1. Average life expectancy then was probably around 35-42. I’ve heard of soldiers as young as 15 fighting in the American Civil War.
2. Not quite certain that biblical accounts of age/dates are totally precise.
3. How widespread were calendars? How many people could use them?
The Hebrews were not exact in the way they counted years.
While there are translations that provide an age for Saul in 1 Sam 13:1, the number is missing in the Hebrew text. It has the equivalent of “Saul was ____ years old when he became king.” (As it stands, this line could be read, “Saul was a year old when he became king”—an obvious incongruity!) In many manuscripts of the ancient Greek translation, the Septuagint, 1 Sam 13:1 is missing entirely. Some Greek manuscripts state that Saul was thirty, but this is likely an insertion into those manuscripts on analogy to 2 Sam 5:4, where David is said to have been thirty when he became king. If this explanation is correct, it accounts for the oddity of Saul’s reported age alongside the depiction of his adult child.

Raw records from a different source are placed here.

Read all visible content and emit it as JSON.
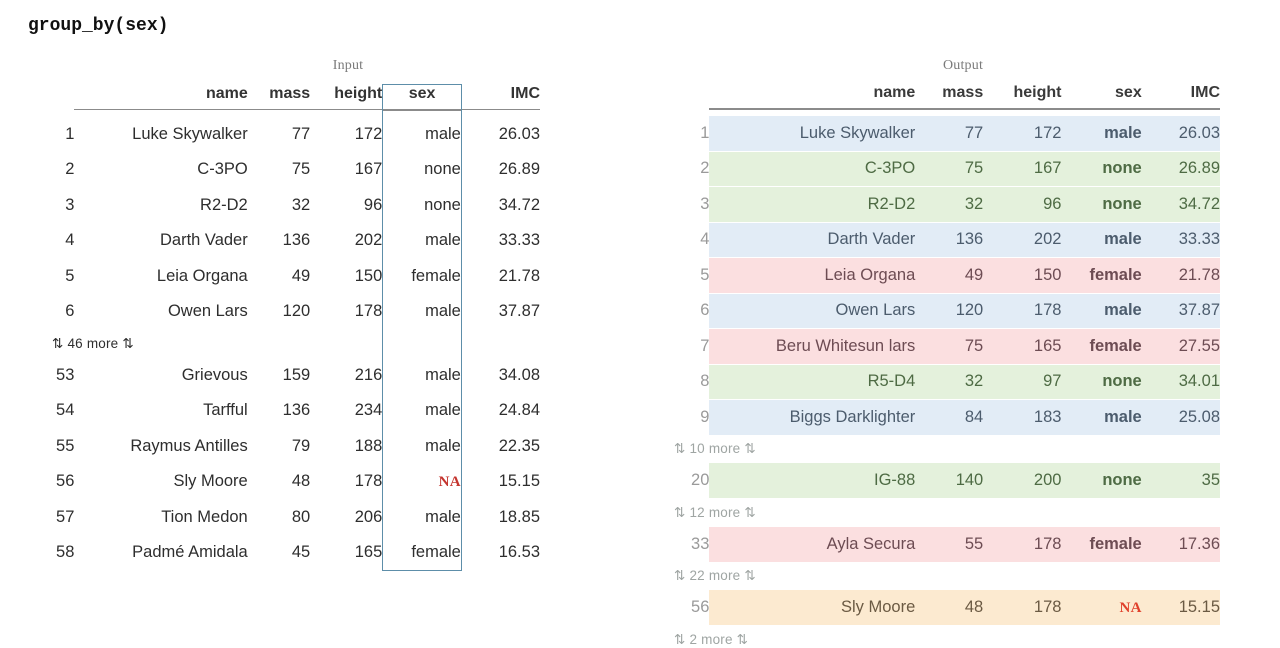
{
  "title": "group_by(sex)",
  "colors": {
    "group_blue": "#e2ecf6",
    "group_green": "#e4f1dc",
    "group_pink": "#fbdfe0",
    "group_orange": "#fcead0",
    "highlight_border": "#5d8ea9",
    "na_input": "#c4342e",
    "na_output": "#e0402b",
    "rownum": "#9a9a9a",
    "more_text": "#9fa5a3"
  },
  "input": {
    "caption": "Input",
    "columns": [
      "name",
      "mass",
      "height",
      "sex",
      "IMC"
    ],
    "highlighted_column": "sex",
    "rows": [
      {
        "n": "1",
        "name": "Luke Skywalker",
        "mass": "77",
        "height": "172",
        "sex": "male",
        "imc": "26.03"
      },
      {
        "n": "2",
        "name": "C-3PO",
        "mass": "75",
        "height": "167",
        "sex": "none",
        "imc": "26.89"
      },
      {
        "n": "3",
        "name": "R2-D2",
        "mass": "32",
        "height": "96",
        "sex": "none",
        "imc": "34.72"
      },
      {
        "n": "4",
        "name": "Darth Vader",
        "mass": "136",
        "height": "202",
        "sex": "male",
        "imc": "33.33"
      },
      {
        "n": "5",
        "name": "Leia Organa",
        "mass": "49",
        "height": "150",
        "sex": "female",
        "imc": "21.78"
      },
      {
        "n": "6",
        "name": "Owen Lars",
        "mass": "120",
        "height": "178",
        "sex": "male",
        "imc": "37.87"
      }
    ],
    "more_label": "⇅ 46 more ⇅",
    "rows_tail": [
      {
        "n": "53",
        "name": "Grievous",
        "mass": "159",
        "height": "216",
        "sex": "male",
        "imc": "34.08"
      },
      {
        "n": "54",
        "name": "Tarfful",
        "mass": "136",
        "height": "234",
        "sex": "male",
        "imc": "24.84"
      },
      {
        "n": "55",
        "name": "Raymus Antilles",
        "mass": "79",
        "height": "188",
        "sex": "male",
        "imc": "22.35"
      },
      {
        "n": "56",
        "name": "Sly Moore",
        "mass": "48",
        "height": "178",
        "sex": "NA",
        "imc": "15.15",
        "sex_na": true
      },
      {
        "n": "57",
        "name": "Tion Medon",
        "mass": "80",
        "height": "206",
        "sex": "male",
        "imc": "18.85"
      },
      {
        "n": "58",
        "name": "Padmé Amidala",
        "mass": "45",
        "height": "165",
        "sex": "female",
        "imc": "16.53"
      }
    ]
  },
  "output": {
    "caption": "Output",
    "columns": [
      "name",
      "mass",
      "height",
      "sex",
      "IMC"
    ],
    "rows": [
      {
        "kind": "data",
        "group": "blue",
        "n": "1",
        "name": "Luke Skywalker",
        "mass": "77",
        "height": "172",
        "sex": "male",
        "imc": "26.03"
      },
      {
        "kind": "data",
        "group": "green",
        "n": "2",
        "name": "C-3PO",
        "mass": "75",
        "height": "167",
        "sex": "none",
        "imc": "26.89"
      },
      {
        "kind": "data",
        "group": "green",
        "n": "3",
        "name": "R2-D2",
        "mass": "32",
        "height": "96",
        "sex": "none",
        "imc": "34.72"
      },
      {
        "kind": "data",
        "group": "blue",
        "n": "4",
        "name": "Darth Vader",
        "mass": "136",
        "height": "202",
        "sex": "male",
        "imc": "33.33"
      },
      {
        "kind": "data",
        "group": "pink",
        "n": "5",
        "name": "Leia Organa",
        "mass": "49",
        "height": "150",
        "sex": "female",
        "imc": "21.78"
      },
      {
        "kind": "data",
        "group": "blue",
        "n": "6",
        "name": "Owen Lars",
        "mass": "120",
        "height": "178",
        "sex": "male",
        "imc": "37.87"
      },
      {
        "kind": "data",
        "group": "pink",
        "n": "7",
        "name": "Beru Whitesun lars",
        "mass": "75",
        "height": "165",
        "sex": "female",
        "imc": "27.55"
      },
      {
        "kind": "data",
        "group": "green",
        "n": "8",
        "name": "R5-D4",
        "mass": "32",
        "height": "97",
        "sex": "none",
        "imc": "34.01"
      },
      {
        "kind": "data",
        "group": "blue",
        "n": "9",
        "name": "Biggs Darklighter",
        "mass": "84",
        "height": "183",
        "sex": "male",
        "imc": "25.08"
      },
      {
        "kind": "more",
        "label": "⇅ 10 more ⇅"
      },
      {
        "kind": "data",
        "group": "green",
        "n": "20",
        "name": "IG-88",
        "mass": "140",
        "height": "200",
        "sex": "none",
        "imc": "35"
      },
      {
        "kind": "more",
        "label": "⇅ 12 more ⇅"
      },
      {
        "kind": "data",
        "group": "pink",
        "n": "33",
        "name": "Ayla Secura",
        "mass": "55",
        "height": "178",
        "sex": "female",
        "imc": "17.36"
      },
      {
        "kind": "more",
        "label": "⇅ 22 more ⇅"
      },
      {
        "kind": "data",
        "group": "orange",
        "n": "56",
        "name": "Sly Moore",
        "mass": "48",
        "height": "178",
        "sex": "NA",
        "imc": "15.15",
        "sex_na": true
      },
      {
        "kind": "more",
        "label": "⇅ 2 more ⇅"
      }
    ]
  }
}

It may be helpful to note that 1 Sam 13 does not contain the only oddity in the biblical depiction of characters’ ages. Another example appears in the transition from Genesis 33 to Genesis 34. According to Gen 33:13–14, Jacob’s children are tender aged. In the following chapter (and without any indication of elapsed time in the story), Jacob’s sons are grown and engage in a massacre against Hamor, Shechem, and their town. In this case, the problem is not that the precise age of the characters is missing from the text but that the different accounts come from different authors and were only later combined in the text as we now have it.